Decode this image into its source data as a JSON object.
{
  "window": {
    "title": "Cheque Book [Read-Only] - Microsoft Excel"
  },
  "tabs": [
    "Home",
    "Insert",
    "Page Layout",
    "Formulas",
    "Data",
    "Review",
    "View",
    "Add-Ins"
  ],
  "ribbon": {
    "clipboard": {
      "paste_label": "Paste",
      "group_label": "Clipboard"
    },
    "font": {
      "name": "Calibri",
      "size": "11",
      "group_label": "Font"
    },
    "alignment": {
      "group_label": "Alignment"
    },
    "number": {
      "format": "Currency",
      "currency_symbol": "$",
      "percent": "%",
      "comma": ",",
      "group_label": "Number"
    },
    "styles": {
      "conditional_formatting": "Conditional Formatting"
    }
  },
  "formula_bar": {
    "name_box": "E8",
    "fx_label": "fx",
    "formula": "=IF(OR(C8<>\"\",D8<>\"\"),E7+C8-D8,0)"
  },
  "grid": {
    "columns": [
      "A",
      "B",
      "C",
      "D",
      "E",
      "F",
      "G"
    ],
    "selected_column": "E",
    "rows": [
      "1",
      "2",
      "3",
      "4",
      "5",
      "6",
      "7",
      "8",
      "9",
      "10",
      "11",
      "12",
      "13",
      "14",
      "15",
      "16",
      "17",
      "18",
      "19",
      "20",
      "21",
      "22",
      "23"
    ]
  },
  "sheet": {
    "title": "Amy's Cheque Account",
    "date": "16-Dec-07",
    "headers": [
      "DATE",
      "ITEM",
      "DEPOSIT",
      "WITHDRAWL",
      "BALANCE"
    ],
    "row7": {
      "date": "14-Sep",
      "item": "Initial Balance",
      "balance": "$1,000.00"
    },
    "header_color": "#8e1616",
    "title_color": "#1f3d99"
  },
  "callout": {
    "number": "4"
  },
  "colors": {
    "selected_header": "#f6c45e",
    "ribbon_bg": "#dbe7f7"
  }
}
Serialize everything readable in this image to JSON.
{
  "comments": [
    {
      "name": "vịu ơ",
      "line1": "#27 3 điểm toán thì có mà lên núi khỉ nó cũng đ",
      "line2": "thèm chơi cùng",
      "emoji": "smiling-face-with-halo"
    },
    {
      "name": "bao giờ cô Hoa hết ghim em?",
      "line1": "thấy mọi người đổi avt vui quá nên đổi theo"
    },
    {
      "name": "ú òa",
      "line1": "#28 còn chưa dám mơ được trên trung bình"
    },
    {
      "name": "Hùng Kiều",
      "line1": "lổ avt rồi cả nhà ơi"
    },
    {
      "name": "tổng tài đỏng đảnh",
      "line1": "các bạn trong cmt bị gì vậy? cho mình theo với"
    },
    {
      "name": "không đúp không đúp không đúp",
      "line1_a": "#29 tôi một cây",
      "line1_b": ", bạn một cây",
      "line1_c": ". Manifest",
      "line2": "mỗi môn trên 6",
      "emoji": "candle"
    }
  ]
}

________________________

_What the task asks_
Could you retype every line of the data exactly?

_Result for this task_
Decode this image into its source data as a JSON object.
{
  "window": {
    "title": "Cheque Book [Read-Only] - Microsoft Excel"
  },
  "tabs": [
    "Home",
    "Insert",
    "Page Layout",
    "Formulas",
    "Data",
    "Review",
    "View",
    "Add-Ins"
  ],
  "ribbon": {
    "clipboard": {
      "paste_label": "Paste",
      "group_label": "Clipboard"
    },
    "font": {
      "name": "Calibri",
      "size": "11",
      "group_label": "Font"
    },
    "alignment": {
      "group_label": "Alignment"
    },
    "number": {
      "format": "Currency",
      "currency_symbol": "$",
      "percent": "%",
      "comma": ",",
      "group_label": "Number"
    },
    "styles": {
      "conditional_formatting": "Conditional Formatting"
    }
  },
  "formula_bar": {
    "name_box": "E8",
    "fx_label": "fx",
    "formula": "=IF(OR(C8<>\"\",D8<>\"\"),E7+C8-D8,0)"
  },
  "grid": {
    "columns": [
      "A",
      "B",
      "C",
      "D",
      "E",
      "F",
      "G"
    ],
    "selected_column": "E",
    "rows": [
      "1",
      "2",
      "3",
      "4",
      "5",
      "6",
      "7",
      "8",
      "9",
      "10",
      "11",
      "12",
      "13",
      "14",
      "15",
      "16",
      "17",
      "18",
      "19",
      "20",
      "21",
      "22",
      "23"
    ]
  },
  "sheet": {
    "title": "Amy's Cheque Account",
    "date": "16-Dec-07",
    "headers": [
      "DATE",
      "ITEM",
      "DEPOSIT",
      "WITHDRAWL",
      "BALANCE"
    ],
    "row7": {
      "date": "14-Sep",
      "item": "Initial Balance",
      "balance": "$1,000.00"
    },
    "header_color": "#8e1616",
    "title_color": "#1f3d99"
  },
  "callout": {
    "number": "4"
  },
  "colors": {
    "selected_header": "#f6c45e",
    "ribbon_bg": "#dbe7f7"
  }
}
Serialize everything readable in this image to JSON.
{
  "comments": [
    {
      "name": "vịu ơ",
      "line1": "#27 3 điểm toán thì có mà lên núi khỉ nó cũng đ",
      "line2": "thèm chơi cùng",
      "emoji": "smiling-face-with-halo"
    },
    {
      "name": "bao giờ cô Hoa hết ghim em?",
      "line1": "thấy mọi người đổi avt vui quá nên đổi theo"
    },
    {
      "name": "ú òa",
      "line1": "#28 còn chưa dám mơ được trên trung bình"
    },
    {
      "name": "Hùng Kiều",
      "line1": "lổ avt rồi cả nhà ơi"
    },
    {
      "name": "tổng tài đỏng đảnh",
      "line1": "các bạn trong cmt bị gì vậy? cho mình theo với"
    },
    {
      "name": "không đúp không đúp không đúp",
      "line1_a": "#29 tôi một cây",
      "line1_b": ", bạn một cây",
      "line1_c": ". Manifest",
      "line2": "mỗi môn trên 6",
      "emoji": "candle"
    }
  ]
}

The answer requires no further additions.